The novel coronavirus continues to spread outside of China. After 110,148 confirmed cases and 3,826 deaths in the span of about three months, the pandemic shows no signs of slowing down. In the Philippines, there is now a renewed panic over the outbreak after a sudden jump in reported cases last week. From three cases (including the first death outside China), the Department of Health (DOH) said that the number had risen to 33 as of Tuesday, March 10.
The rising number of cases has led Philippine President Rodrigo Duterte to declare a state of public health emergency on Monday, March 9.
"The outbreak of COVID-19 constitutes an emergency that threatens national security, which requires a whole-of-government response," Duterte said in Proclamation No. 922, signed on Sunday, March 8.
The declaration came weeks after the first case of coronavirus in the Philippines was reported. Many have blasted the president for not taking action sooner.
During a press conference on Monday, March 9, Duterte said that there is no need to implement a city lockdown in Metro Manila.
Filipinos are now worried that there are many other infections going undetected, wondering how exactly declaring a public health emergency can address the situation.
What Is a Public Health Emergency?
The proclamation declaring a public health emergency was signed on the recommendation of the DOH, which raised the country’s coronavirus alert system to Code Red-Sublevel 1 over the weekend after the first case of local transmission was confirmed. This case is a 62-year-old man who is now in critical condition.
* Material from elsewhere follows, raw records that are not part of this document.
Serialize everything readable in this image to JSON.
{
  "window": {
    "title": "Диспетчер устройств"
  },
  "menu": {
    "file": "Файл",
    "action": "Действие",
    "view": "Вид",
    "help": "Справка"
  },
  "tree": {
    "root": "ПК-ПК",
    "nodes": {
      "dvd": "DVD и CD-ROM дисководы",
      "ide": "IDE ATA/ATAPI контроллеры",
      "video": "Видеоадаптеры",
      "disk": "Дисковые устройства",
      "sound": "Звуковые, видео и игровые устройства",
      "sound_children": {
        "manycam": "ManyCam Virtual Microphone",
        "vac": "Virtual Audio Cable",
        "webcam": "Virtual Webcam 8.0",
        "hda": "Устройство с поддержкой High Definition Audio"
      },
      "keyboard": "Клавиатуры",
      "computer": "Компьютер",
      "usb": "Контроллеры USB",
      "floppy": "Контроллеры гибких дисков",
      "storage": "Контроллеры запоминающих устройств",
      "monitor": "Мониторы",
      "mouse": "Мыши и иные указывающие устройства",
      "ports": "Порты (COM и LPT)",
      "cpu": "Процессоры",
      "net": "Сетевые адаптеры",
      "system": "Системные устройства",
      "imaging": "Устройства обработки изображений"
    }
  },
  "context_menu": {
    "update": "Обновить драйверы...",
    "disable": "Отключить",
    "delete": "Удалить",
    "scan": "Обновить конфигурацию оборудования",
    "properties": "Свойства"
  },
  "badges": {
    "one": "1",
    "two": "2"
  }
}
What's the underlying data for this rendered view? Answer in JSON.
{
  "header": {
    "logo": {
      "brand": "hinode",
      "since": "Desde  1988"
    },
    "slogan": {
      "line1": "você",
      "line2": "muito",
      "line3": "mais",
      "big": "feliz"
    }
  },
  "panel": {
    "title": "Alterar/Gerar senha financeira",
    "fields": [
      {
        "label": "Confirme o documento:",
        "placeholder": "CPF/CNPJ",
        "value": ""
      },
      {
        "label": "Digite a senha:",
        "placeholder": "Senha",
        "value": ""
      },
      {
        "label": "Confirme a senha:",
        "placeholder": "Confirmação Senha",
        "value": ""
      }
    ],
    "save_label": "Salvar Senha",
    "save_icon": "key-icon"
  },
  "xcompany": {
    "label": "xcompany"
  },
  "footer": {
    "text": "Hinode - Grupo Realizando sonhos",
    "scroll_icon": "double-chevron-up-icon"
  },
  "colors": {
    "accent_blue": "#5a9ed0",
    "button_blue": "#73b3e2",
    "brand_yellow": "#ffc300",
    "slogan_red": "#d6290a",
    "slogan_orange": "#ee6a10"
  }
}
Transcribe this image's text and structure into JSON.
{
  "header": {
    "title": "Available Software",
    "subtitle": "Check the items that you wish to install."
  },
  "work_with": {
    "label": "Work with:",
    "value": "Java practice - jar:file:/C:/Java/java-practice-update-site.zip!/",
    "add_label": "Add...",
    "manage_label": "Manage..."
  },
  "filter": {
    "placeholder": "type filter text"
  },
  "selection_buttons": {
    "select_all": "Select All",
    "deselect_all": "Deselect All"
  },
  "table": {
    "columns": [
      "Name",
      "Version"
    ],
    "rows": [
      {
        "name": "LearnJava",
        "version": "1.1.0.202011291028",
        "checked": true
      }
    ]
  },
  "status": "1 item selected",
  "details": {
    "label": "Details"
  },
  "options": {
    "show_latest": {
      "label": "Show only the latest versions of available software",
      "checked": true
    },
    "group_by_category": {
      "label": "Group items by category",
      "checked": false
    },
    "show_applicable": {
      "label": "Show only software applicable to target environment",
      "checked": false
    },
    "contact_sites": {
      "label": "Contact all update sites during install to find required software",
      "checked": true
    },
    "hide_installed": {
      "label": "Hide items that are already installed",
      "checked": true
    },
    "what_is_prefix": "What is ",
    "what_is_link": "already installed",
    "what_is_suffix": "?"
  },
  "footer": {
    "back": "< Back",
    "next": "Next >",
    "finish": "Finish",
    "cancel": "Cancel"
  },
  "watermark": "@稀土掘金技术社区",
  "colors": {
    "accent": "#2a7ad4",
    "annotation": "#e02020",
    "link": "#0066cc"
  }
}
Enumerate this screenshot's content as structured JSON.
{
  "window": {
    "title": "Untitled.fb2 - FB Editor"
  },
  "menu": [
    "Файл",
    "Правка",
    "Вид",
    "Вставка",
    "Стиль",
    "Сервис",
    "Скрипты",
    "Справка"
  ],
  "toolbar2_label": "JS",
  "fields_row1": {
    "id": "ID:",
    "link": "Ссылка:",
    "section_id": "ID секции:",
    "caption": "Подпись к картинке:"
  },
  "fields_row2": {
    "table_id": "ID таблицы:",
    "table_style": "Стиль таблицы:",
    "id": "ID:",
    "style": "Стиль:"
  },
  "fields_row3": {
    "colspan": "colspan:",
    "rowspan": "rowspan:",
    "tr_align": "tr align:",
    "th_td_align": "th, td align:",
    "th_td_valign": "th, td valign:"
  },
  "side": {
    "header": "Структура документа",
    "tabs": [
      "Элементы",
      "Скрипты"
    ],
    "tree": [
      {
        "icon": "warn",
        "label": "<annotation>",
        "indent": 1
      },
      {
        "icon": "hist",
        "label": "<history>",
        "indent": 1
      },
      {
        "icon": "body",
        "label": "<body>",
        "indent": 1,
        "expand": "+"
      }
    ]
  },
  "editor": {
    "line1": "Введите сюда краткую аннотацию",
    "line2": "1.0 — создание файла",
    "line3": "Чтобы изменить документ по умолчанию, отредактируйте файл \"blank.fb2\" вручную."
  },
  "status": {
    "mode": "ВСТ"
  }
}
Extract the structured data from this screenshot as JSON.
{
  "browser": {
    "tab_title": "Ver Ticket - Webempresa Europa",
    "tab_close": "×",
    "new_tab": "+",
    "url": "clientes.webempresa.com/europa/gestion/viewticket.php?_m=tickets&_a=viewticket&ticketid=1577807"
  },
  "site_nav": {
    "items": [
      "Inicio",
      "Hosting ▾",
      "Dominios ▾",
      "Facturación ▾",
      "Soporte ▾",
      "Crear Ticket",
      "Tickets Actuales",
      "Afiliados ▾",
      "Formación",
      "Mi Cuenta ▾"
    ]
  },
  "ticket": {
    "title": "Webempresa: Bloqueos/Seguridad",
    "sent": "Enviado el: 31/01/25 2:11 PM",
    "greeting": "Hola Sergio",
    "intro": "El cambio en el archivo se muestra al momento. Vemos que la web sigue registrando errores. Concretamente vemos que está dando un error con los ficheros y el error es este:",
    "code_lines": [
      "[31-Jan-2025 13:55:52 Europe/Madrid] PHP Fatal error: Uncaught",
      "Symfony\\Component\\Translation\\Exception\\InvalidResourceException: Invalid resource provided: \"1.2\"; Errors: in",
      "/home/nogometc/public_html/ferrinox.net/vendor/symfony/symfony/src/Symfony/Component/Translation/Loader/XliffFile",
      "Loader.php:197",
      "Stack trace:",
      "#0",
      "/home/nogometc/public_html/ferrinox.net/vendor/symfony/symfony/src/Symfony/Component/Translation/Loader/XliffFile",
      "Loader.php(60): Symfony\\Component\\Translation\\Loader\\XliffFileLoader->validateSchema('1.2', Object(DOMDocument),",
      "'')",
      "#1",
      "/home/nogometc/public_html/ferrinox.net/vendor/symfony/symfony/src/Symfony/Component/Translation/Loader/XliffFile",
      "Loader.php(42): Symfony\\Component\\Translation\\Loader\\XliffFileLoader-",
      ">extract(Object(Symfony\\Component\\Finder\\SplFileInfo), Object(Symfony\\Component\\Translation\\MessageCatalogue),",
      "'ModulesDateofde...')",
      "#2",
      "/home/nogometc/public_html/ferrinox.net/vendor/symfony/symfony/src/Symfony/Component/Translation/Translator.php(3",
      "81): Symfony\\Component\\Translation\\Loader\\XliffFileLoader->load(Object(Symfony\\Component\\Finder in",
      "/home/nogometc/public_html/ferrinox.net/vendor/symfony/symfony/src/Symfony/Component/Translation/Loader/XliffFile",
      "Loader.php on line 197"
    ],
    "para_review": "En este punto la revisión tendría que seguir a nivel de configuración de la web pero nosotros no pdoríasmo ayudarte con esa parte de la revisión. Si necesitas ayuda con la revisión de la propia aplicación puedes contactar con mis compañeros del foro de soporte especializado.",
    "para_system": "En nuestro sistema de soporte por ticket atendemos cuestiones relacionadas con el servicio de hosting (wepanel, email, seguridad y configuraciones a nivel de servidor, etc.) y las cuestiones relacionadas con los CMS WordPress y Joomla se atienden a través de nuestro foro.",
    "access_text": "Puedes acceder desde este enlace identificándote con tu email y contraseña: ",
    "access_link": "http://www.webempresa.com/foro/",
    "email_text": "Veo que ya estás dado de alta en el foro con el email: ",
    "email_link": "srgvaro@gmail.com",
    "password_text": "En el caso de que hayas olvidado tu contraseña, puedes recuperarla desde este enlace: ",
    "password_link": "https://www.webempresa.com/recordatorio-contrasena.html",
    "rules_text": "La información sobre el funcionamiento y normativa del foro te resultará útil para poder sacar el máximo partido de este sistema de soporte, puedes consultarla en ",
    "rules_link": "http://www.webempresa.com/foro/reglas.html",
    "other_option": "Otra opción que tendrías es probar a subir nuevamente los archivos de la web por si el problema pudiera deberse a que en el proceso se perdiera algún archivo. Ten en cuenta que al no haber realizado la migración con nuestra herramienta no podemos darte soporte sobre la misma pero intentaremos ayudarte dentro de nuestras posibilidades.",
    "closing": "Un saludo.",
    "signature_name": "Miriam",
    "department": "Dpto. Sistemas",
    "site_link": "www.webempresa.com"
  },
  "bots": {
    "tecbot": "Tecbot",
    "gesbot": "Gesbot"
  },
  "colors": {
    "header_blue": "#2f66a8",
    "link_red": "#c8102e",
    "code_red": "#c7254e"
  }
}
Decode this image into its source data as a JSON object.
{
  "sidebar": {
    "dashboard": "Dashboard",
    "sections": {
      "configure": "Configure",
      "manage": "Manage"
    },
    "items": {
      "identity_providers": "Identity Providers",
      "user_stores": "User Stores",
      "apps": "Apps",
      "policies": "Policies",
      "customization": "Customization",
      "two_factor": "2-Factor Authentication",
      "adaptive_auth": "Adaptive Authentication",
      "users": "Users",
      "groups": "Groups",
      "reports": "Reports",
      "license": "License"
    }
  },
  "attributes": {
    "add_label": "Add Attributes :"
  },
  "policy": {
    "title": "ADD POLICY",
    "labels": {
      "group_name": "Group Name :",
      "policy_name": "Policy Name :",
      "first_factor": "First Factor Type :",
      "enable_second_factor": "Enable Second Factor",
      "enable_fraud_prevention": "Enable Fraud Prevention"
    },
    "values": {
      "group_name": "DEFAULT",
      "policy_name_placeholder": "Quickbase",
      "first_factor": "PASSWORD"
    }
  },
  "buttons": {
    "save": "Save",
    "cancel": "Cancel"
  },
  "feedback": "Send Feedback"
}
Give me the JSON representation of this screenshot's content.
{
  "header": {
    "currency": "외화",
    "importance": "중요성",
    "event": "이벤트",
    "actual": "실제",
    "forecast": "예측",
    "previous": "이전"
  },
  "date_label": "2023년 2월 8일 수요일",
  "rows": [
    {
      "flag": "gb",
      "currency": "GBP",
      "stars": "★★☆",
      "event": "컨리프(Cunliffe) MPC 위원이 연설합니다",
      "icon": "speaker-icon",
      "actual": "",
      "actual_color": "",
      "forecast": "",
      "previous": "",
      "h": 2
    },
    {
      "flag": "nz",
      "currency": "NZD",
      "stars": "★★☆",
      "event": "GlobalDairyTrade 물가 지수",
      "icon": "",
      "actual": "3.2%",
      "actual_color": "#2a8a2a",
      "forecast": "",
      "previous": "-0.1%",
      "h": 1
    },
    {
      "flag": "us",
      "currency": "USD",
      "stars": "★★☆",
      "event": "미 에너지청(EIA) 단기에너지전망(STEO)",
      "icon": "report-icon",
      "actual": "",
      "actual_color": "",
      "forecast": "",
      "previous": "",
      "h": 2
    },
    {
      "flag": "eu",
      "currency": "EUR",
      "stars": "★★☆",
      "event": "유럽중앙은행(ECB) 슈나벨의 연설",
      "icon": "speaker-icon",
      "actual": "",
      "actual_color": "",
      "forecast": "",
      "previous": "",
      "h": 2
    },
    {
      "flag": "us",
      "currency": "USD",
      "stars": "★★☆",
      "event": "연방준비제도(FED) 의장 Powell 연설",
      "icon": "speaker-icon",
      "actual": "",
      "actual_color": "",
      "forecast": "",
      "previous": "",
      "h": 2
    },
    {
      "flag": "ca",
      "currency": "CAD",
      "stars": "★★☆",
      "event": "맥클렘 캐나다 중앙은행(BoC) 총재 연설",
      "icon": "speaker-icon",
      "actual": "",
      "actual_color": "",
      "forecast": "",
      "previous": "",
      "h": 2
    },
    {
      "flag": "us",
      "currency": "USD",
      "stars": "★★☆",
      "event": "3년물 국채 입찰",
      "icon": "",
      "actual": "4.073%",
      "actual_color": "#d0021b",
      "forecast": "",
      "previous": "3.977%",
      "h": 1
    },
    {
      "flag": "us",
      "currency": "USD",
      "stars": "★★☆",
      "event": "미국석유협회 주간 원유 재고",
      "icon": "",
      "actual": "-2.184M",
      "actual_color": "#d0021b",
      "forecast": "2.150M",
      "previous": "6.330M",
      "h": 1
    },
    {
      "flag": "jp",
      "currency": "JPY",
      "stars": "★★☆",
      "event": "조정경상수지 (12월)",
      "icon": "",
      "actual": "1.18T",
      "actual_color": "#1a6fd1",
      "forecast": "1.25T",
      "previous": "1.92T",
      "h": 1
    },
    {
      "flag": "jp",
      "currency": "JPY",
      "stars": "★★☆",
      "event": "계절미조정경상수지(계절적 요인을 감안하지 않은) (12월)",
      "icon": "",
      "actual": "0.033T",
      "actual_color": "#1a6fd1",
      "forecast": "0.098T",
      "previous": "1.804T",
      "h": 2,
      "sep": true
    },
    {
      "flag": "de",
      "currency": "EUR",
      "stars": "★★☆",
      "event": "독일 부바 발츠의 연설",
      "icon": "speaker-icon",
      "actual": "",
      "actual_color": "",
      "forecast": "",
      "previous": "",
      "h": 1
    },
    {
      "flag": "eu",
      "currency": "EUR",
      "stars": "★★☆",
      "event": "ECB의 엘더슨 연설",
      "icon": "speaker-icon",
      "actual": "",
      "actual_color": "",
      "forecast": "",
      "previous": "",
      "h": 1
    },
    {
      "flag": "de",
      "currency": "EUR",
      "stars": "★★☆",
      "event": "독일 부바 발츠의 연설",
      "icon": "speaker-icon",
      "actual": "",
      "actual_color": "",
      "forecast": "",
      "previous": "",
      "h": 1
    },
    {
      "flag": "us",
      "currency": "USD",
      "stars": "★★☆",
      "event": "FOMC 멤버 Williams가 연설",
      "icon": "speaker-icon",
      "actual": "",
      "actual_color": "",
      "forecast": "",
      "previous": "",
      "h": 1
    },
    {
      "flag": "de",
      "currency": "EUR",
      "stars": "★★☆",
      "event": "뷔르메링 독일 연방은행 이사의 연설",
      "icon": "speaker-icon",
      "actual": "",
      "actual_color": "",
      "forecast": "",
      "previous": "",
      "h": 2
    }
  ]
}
Of the remaining cases in the country, only two have recovered, while the rest are still being treated.
With the proclamation signed, Health Secretary Francisco Duque III now has the power to call on the police and other law enforcement agencies to assist in outbreak response efforts.
“[A state of Public Health Emergency can] facilitate the mobilisation of resources, ease processes including procurement of critical logistics and supplies, and intensify reporting and quarantine measures," Duque said.
The health emergency releases funds to help local governments prepare for a massive community spread. It also eases rules on the procurement of testing kits, masks, protective gear, and other resources public health workers may need to combat the virus.
The government currently only has 4,500 testing kits and expects 2,000 more from the World Health Organization in the coming days.
"As soon as we get more, then we will be able to expand our coverage of who will be tested," Duque said.
How Will This Affect Your Life?
Duque said that the government’s current strategy is to conduct intensified contact tracing to find those who may have been in contact with the infected patients. Contract tracing is done by listing people who may have been exposed to an infected person, then monitoring them for symptoms.
If there is an increase in local cases whose link cannot be established, the DOH will shift to a community-level quarantine or lockdown and possible nationwide suspension of work or school.
Under this current state of public health emergency, patients suspected to have coronavirus could face sanctions if they refuse to go under quarantine. Duterte urged all residents to “act within the bounds of the law” and comply with advisories issued by the government to prevent the further spread of the disease.
“In the meantime, let us refrain from visiting public places and/or attending mass gatherings. DOH is exhausting all its efforts to contain the spread of COVID-19,” Duque said.
The public health emergency will remain in effect until Duterte lifts or withdraws it.
How Many Cases Are There in the Philippines?
As of writing, there are 33 coronavirus cases in the Philippines. The number of confirmed cases went from 10 on the morning of Monday, March 9, to 33 on Tuesday, March 10. Before March 7, only three cases had been reported.
The DOH has also probed 700 patients suspected of infection around the country. Forty-eight remain admitted in hospitals, while 646 have been discharged.
Meanwhile, at least 89 Filipinos outside the Philippines have contracted the coronavirus, including four cases in Hong Kong, 80 from a cruise ship docked in Japan, three in Singapore, and two in the United Arab Emirates.
How Are People Reacting to the Health Emergency?
Several cities around the Philippines have already declared class suspensions until the end of this week. The Department of the Interior and Local Government has also said that they would send home any student found roaming around a mall or cinema. Many private companies have also instructed employees to work from home if possible.
Public establishments such as malls and clubs have been conducting mandatory temperature checks for people entering.